- Not mentally ready yet to go to a four year university
- Want time to think about what you want to study in college and pursue after graduation
- Eager to undertake a unique experience, start a business, take time to resolve family issues before starting higher education etc.
- Need time to rework your GPA and SAT (and Community College is not appealing)
- Can’t afford college and need to make some money before going…
BackgroundThe Gap Year Association defines the Gap Year as: “A semester or year of experiential learning, typically taken after high school and prior to career or post-secondary education, in order to deepen one’s practical, professional, and personal awareness.” The concept of a Gap year or Sabbatical year as its also called really grew out England and Australia where students were encouraged to take a year off after their A-level exams to figure out what they want to study in college. In the U.S. one survey said approximately 30,000-40,000 students took a Gap semester or year. This is far lower than the millions that apply each year to colleges in the U.S., but it is still a growing figure.
AdvantagesIf the Gap year is well structured it can be quite beneficial for the students. In fact, one survey said that 90% of students who do a structured gap year will most likely graduate on time and end up with a higher GPA. Further, according to the research of Karl Haigler in his seminal book a ‘The Gap Year Advantage’, the year out can help the student overcome two major issues; burnout of the competitive pressure of high school AND the opportunity to know more about themselves. Both of which are key to the early success of college students. Ultimately, there are numerous advantages to doing the Gap year but WARNING: IT HAS TO BE STRUCTURED! If your Gap year is one filled with empty down time, without life experiences, and just time off, this can SERIOUSLY undermine your college admissions. Further there are a number of disadvantages you should be aware of including, losing momentum, falling behind, not finding your calling, not getting financial aid for college. So be sure to consider everything before you make the decision.
Options to Maximize Your TimeAvis Hinkson, Dean of Barnard College in New York, summarizes it well, in terms of what students choose to do: “Some will have internships, some will travel, some will fulfill religious responsibilities and some find paid work. All-in-all, they will grow and mature.” That last part is KEY, “growth and maturity”. The idea is that after the year is done you need to demonstrate how you grew as a person, and how you are still able, based on your experiences, to add value to the college community now that you are a year older and wiser! So here are some options to consider:
- Traveling with purpose not just for fun, but so you learn from the experience i.e. learn a new language, cultural exchange, exploring
- Volunteering to show compassion, dedication to a cause or program, and leadership/teamwork
- Working to develop skills, show teamwork and may save for your college tuition (sense of responsibility) and/or to help family
- Studying to retake the SAT or taking college credits to show you can handle the college level rigor to offset a poor GPA or SAT score
- Introspecting into who you are and what you stand for so that you can figure out your major of choice, and your future goals

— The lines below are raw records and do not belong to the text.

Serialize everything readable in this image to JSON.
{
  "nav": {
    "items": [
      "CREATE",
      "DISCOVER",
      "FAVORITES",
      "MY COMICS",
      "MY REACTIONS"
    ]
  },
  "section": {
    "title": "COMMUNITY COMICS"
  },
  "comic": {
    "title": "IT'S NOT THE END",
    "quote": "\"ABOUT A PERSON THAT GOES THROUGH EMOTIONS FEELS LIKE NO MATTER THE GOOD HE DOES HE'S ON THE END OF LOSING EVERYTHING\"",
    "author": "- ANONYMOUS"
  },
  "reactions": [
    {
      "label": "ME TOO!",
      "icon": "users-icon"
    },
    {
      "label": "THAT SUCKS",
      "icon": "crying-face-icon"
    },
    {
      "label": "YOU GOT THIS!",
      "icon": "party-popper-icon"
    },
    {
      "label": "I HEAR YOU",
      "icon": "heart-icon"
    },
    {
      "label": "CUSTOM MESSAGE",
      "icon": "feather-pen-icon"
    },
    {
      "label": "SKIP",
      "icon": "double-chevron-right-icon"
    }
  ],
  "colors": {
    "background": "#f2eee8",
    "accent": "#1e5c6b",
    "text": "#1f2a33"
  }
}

No-Miss ConsiderationsAs a senior, you will finish high school in June. Yet, you will still need to apply to colleges between September – November. So you HAVE to show the school what you are doing and how you are growing as a person. Basically, you shouldn’t take the summer off and then say in your applications, “hey I’m taking a gap year and I will plan to do X, Y, and Z”. Why would they believe you?!? You need to show that you have a plan, and you have started executing it as early as the summer time and here is what you have learnt so far etc. Another consideration is that you can always apply to colleges even if you are considering a gap year. The idea is that, if you don’t get in or get in but don’t want to go, then you can do the gap year and then re-apply or defer your acceptance. Bottomline, still make sure you have a plan of action for that gap year as soon as you finish submitting your applications.
Next StepsIf the Gap year is for you then you need to have a plan. Here is what you should focus on:
- Planning out the year from June to June,
- Applying for and lining up volunteer/work experiences etc,
- Having a plan of action regarding applications in the fall etc.